### Aim of the task
The records that follow must be printed exactly as they are.

### Supplied entries
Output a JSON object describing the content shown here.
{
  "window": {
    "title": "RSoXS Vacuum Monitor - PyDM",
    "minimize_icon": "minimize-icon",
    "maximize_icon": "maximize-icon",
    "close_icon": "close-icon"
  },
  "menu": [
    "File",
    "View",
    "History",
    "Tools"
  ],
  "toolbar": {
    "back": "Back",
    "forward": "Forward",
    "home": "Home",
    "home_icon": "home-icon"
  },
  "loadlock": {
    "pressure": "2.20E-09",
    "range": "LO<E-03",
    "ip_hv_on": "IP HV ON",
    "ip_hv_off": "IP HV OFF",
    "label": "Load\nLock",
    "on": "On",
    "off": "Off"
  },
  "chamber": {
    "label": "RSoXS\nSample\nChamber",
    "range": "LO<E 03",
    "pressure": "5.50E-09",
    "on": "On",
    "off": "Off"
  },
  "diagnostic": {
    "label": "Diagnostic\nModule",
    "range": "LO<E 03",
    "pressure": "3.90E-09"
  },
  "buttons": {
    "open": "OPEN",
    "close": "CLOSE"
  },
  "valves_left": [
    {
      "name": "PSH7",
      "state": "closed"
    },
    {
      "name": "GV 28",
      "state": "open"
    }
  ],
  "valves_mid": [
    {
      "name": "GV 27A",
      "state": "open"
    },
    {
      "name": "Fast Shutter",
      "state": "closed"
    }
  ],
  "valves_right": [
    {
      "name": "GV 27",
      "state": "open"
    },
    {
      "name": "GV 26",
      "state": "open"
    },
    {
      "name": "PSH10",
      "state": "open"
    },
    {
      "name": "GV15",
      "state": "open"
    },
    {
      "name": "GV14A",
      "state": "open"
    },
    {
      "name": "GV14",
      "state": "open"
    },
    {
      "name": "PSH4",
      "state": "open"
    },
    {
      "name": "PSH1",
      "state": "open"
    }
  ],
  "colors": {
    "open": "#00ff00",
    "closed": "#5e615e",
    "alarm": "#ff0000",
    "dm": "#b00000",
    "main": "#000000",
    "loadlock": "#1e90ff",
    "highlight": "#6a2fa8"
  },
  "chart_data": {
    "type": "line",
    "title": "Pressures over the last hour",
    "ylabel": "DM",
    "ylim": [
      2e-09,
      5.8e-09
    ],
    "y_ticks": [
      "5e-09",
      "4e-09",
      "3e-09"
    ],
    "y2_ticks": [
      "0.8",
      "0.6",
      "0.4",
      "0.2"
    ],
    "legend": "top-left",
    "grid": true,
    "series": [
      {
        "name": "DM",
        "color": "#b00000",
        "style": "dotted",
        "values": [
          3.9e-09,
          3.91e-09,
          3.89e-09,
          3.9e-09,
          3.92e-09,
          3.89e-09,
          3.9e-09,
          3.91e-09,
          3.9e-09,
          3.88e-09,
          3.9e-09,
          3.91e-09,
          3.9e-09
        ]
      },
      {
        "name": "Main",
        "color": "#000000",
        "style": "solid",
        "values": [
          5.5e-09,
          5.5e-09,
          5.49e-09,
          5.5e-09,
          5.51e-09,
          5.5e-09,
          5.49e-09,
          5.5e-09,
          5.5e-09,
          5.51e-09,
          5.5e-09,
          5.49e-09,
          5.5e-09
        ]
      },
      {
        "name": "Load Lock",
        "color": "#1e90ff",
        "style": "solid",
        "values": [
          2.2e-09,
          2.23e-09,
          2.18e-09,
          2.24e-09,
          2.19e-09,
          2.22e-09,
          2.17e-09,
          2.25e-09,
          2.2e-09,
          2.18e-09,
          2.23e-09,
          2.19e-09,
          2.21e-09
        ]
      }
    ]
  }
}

### Solved exercise
Output a JSON object describing the content shown here.
{
  "window": {
    "title": "RSoXS Vacuum Monitor - PyDM",
    "minimize_icon": "minimize-icon",
    "maximize_icon": "maximize-icon",
    "close_icon": "close-icon"
  },
  "menu": [
    "File",
    "View",
    "History",
    "Tools"
  ],
  "toolbar": {
    "back": "Back",
    "forward": "Forward",
    "home": "Home",
    "home_icon": "home-icon"
  },
  "loadlock": {
    "pressure": "2.20E-09",
    "range": "LO<E-03",
    "ip_hv_on": "IP HV ON",
    "ip_hv_off": "IP HV OFF",
    "label": "Load\nLock",
    "on": "On",
    "off": "Off"
  },
  "chamber": {
    "label": "RSoXS\nSample\nChamber",
    "range": "LO<E 03",
    "pressure": "5.50E-09",
    "on": "On",
    "off": "Off"
  },
  "diagnostic": {
    "label": "Diagnostic\nModule",
    "range": "LO<E 03",
    "pressure": "3.90E-09"
  },
  "buttons": {
    "open": "OPEN",
    "close": "CLOSE"
  },
  "valves_left": [
    {
      "name": "PSH7",
      "state": "closed"
    },
    {
      "name": "GV 28",
      "state": "open"
    }
  ],
  "valves_mid": [
    {
      "name": "GV 27A",
      "state": "open"
    },
    {
      "name": "Fast Shutter",
      "state": "closed"
    }
  ],
  "valves_right": [
    {
      "name": "GV 27",
      "state": "open"
    },
    {
      "name": "GV 26",
      "state": "open"
    },
    {
      "name": "PSH10",
      "state": "open"
    },
    {
      "name": "GV15",
      "state": "open"
    },
    {
      "name": "GV14A",
      "state": "open"
    },
    {
      "name": "GV14",
      "state": "open"
    },
    {
      "name": "PSH4",
      "state": "open"
    },
    {
      "name": "PSH1",
      "state": "open"
    }
  ],
  "colors": {
    "open": "#00ff00",
    "closed": "#5e615e",
    "alarm": "#ff0000",
    "dm": "#b00000",
    "main": "#000000",
    "loadlock": "#1e90ff",
    "highlight": "#6a2fa8"
  },
  "chart_data": {
    "type": "line",
    "title": "Pressures over the last hour",
    "ylabel": "DM",
    "ylim": [
      2e-09,
      5.8e-09
    ],
    "y_ticks": [
      "5e-09",
      "4e-09",
      "3e-09"
    ],
    "y2_ticks": [
      "0.8",
      "0.6",
      "0.4",
      "0.2"
    ],
    "legend": "top-left",
    "grid": true,
    "series": [
      {
        "name": "DM",
        "color": "#b00000",
        "style": "dotted",
        "values": [
          3.9e-09,
          3.91e-09,
          3.89e-09,
          3.9e-09,
          3.92e-09,
          3.89e-09,
          3.9e-09,
          3.91e-09,
          3.9e-09,
          3.88e-09,
          3.9e-09,
          3.91e-09,
          3.9e-09
        ]
      },
      {
        "name": "Main",
        "color": "#000000",
        "style": "solid",
        "values": [
          5.5e-09,
          5.5e-09,
          5.49e-09,
          5.5e-09,
          5.51e-09,
          5.5e-09,
          5.49e-09,
          5.5e-09,
          5.5e-09,
          5.51e-09,
          5.5e-09,
          5.49e-09,
          5.5e-09
        ]
      },
      {
        "name": "Load Lock",
        "color": "#1e90ff",
        "style": "solid",
        "values": [
          2.2e-09,
          2.23e-09,
          2.18e-09,
          2.24e-09,
          2.19e-09,
          2.22e-09,
          2.17e-09,
          2.25e-09,
          2.2e-09,
          2.18e-09,
          2.23e-09,
          2.19e-09,
          2.21e-09
        ]
      }
    ]
  }
}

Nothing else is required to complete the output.